Saved entries
★ ★ ★ ★ ★

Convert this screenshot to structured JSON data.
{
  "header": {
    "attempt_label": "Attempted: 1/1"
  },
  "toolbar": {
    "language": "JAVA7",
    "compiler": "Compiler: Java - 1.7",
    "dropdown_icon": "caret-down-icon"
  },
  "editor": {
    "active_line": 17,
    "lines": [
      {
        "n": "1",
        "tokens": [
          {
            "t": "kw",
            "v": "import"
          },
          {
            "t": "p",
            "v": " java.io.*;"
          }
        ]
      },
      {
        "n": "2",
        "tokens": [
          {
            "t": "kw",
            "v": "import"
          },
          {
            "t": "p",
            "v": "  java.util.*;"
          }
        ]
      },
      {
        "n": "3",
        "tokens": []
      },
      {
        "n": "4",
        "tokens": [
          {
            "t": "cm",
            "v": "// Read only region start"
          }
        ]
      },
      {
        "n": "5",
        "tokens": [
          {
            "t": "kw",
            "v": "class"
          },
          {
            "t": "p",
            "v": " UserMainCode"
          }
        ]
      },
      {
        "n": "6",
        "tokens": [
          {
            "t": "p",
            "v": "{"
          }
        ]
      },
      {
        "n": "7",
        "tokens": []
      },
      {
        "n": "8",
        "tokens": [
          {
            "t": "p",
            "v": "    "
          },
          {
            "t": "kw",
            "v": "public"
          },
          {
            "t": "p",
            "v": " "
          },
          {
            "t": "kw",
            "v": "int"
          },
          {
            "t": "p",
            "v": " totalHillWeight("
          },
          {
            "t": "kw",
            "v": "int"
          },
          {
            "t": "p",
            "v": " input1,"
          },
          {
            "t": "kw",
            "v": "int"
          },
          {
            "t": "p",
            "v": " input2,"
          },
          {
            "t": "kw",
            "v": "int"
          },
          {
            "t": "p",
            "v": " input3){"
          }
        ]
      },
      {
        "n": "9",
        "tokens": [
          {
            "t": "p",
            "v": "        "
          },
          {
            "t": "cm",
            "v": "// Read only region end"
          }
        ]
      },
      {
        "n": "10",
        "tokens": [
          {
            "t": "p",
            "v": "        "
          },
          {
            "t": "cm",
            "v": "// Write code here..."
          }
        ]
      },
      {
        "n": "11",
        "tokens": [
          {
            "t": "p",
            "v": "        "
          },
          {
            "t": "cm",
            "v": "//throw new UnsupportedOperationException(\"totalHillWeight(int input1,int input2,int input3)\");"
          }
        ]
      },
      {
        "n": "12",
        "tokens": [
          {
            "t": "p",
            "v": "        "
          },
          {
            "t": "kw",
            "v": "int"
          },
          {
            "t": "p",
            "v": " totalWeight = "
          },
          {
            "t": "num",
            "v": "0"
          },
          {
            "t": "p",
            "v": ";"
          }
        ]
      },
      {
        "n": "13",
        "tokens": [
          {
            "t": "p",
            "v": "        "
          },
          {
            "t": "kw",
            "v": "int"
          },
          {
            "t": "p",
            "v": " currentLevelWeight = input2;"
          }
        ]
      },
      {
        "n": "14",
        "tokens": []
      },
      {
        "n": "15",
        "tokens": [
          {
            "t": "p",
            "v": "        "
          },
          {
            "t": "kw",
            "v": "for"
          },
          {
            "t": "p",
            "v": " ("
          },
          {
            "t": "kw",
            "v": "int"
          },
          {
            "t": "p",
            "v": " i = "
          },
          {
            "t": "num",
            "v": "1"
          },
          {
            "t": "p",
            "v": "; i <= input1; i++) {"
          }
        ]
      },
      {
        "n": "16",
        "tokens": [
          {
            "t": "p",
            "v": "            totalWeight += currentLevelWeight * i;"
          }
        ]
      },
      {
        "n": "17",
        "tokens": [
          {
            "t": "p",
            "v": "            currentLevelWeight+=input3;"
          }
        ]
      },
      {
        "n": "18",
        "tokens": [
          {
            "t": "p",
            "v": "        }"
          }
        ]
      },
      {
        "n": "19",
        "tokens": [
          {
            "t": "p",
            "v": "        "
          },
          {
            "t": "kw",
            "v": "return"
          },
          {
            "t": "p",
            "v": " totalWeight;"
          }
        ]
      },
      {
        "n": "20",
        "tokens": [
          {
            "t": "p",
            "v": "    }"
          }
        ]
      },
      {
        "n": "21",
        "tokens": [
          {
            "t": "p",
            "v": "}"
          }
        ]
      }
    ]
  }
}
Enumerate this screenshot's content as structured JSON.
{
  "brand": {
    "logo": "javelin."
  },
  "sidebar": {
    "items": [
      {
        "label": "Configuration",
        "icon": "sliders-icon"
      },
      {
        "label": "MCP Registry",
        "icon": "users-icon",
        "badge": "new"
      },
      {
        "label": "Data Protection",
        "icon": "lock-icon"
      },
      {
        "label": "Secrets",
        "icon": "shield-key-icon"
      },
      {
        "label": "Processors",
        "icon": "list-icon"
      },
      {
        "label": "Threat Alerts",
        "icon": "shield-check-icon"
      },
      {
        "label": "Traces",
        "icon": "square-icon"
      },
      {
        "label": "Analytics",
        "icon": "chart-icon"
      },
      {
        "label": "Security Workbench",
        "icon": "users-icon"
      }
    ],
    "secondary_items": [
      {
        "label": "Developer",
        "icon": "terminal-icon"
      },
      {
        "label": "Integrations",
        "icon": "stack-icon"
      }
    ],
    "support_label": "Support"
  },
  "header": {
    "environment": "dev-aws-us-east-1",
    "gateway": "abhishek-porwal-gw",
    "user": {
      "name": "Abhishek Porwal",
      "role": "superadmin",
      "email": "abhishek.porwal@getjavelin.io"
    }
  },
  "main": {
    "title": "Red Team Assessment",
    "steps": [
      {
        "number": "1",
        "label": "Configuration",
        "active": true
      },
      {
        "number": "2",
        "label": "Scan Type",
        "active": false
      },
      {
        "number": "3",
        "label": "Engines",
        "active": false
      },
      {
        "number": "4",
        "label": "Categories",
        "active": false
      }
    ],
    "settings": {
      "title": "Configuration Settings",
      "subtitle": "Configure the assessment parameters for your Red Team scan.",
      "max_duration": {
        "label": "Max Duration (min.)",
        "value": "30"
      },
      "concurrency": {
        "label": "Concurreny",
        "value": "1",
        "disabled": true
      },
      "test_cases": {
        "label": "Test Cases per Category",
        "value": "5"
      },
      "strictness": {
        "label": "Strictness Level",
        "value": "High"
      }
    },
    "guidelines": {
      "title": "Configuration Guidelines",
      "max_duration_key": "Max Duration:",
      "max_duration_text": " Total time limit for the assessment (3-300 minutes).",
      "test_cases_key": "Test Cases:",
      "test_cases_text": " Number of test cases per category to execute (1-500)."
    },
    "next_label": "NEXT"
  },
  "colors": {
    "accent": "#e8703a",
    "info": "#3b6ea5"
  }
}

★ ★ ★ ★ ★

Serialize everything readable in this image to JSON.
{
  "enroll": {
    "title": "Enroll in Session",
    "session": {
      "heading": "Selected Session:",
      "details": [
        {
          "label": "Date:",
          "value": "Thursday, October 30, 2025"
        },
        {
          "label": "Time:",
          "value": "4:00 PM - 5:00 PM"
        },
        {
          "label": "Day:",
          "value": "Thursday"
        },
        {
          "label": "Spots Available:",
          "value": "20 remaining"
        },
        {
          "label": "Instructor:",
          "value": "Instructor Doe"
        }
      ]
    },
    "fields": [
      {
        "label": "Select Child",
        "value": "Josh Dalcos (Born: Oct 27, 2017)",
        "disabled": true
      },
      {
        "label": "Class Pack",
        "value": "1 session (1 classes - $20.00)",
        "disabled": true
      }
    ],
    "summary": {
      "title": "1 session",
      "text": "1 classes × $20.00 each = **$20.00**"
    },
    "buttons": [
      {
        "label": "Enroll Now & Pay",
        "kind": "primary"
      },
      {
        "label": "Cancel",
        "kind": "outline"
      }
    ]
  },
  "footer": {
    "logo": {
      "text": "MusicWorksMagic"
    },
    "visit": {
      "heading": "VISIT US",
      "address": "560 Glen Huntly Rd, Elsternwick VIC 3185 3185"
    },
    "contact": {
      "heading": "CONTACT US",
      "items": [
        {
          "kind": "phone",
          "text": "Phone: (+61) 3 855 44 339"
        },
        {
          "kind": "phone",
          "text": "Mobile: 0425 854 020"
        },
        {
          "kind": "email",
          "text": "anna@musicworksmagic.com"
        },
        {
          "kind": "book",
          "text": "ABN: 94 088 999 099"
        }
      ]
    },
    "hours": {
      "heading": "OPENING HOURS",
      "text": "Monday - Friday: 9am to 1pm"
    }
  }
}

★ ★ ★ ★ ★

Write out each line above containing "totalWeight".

» **Your response**:
            "v": " totalWeight = "
            "v": "            totalWeight += currentLevelWeight * i;"
            "v": " totalWeight;"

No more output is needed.